__What you will do__:
What you return must be the full data, repeated verbatim, with no pictures in it.

(Dataset rows describing interfaces)

____________

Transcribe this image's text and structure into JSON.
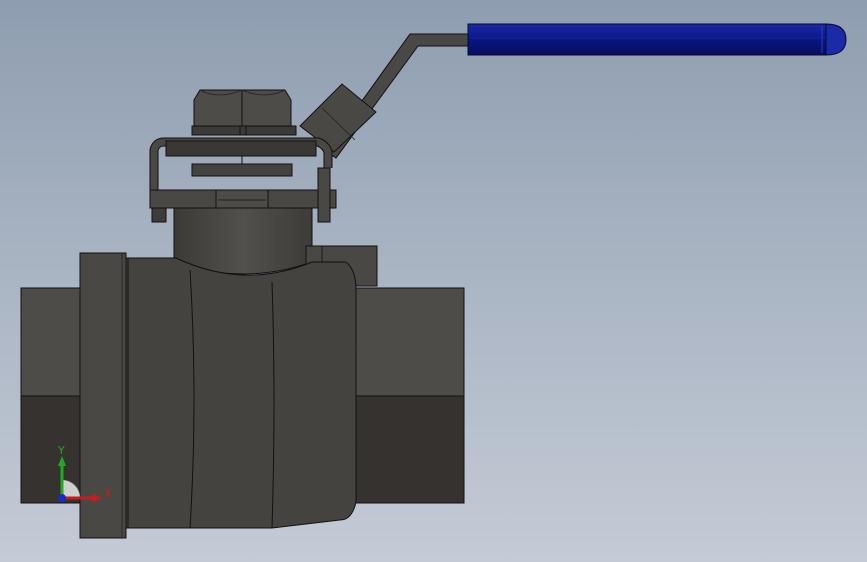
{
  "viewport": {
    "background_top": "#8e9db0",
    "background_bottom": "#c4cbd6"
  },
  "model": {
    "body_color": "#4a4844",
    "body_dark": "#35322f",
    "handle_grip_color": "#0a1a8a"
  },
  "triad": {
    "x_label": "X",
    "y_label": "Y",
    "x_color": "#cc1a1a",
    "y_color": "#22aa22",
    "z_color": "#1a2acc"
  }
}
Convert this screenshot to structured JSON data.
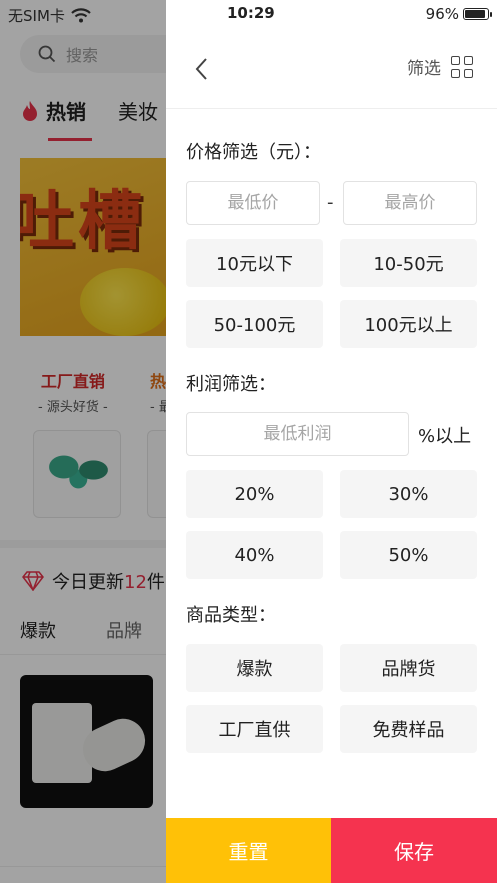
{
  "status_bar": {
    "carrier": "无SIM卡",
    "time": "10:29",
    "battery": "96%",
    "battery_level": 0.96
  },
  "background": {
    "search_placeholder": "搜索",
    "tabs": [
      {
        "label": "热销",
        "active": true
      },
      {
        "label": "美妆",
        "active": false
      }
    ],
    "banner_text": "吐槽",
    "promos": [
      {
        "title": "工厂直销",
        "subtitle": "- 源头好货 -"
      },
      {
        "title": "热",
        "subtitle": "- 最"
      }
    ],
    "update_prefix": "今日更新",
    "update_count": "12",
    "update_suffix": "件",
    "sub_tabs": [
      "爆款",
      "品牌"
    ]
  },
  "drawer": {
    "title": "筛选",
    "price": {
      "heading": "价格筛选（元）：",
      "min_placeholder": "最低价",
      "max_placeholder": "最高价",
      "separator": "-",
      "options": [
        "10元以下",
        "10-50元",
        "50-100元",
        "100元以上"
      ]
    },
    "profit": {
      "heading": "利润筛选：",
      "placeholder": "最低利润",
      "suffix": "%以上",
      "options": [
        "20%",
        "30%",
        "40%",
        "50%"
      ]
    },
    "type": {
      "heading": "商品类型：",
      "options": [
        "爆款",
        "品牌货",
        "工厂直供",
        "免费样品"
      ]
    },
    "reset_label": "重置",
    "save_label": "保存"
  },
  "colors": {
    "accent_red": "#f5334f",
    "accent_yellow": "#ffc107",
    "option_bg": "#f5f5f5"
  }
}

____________

__Output for this exercise__:
Transcribe this image's text and structure into JSON.
{
  "viewport": {
    "background_top": "#8e9db0",
    "background_bottom": "#c4cbd6"
  },
  "model": {
    "body_color": "#4a4844",
    "body_dark": "#35322f",
    "handle_grip_color": "#0a1a8a"
  },
  "triad": {
    "x_label": "X",
    "y_label": "Y",
    "x_color": "#cc1a1a",
    "y_color": "#22aa22",
    "z_color": "#1a2acc"
  }
}
Convert this screenshot to structured JSON data.
{
  "status_bar": {
    "carrier": "无SIM卡",
    "time": "10:29",
    "battery": "96%",
    "battery_level": 0.96
  },
  "background": {
    "search_placeholder": "搜索",
    "tabs": [
      {
        "label": "热销",
        "active": true
      },
      {
        "label": "美妆",
        "active": false
      }
    ],
    "banner_text": "吐槽",
    "promos": [
      {
        "title": "工厂直销",
        "subtitle": "- 源头好货 -"
      },
      {
        "title": "热",
        "subtitle": "- 最"
      }
    ],
    "update_prefix": "今日更新",
    "update_count": "12",
    "update_suffix": "件",
    "sub_tabs": [
      "爆款",
      "品牌"
    ]
  },
  "drawer": {
    "title": "筛选",
    "price": {
      "heading": "价格筛选（元）：",
      "min_placeholder": "最低价",
      "max_placeholder": "最高价",
      "separator": "-",
      "options": [
        "10元以下",
        "10-50元",
        "50-100元",
        "100元以上"
      ]
    },
    "profit": {
      "heading": "利润筛选：",
      "placeholder": "最低利润",
      "suffix": "%以上",
      "options": [
        "20%",
        "30%",
        "40%",
        "50%"
      ]
    },
    "type": {
      "heading": "商品类型：",
      "options": [
        "爆款",
        "品牌货",
        "工厂直供",
        "免费样品"
      ]
    },
    "reset_label": "重置",
    "save_label": "保存"
  },
  "colors": {
    "accent_red": "#f5334f",
    "accent_yellow": "#ffc107",
    "option_bg": "#f5f5f5"
  }
}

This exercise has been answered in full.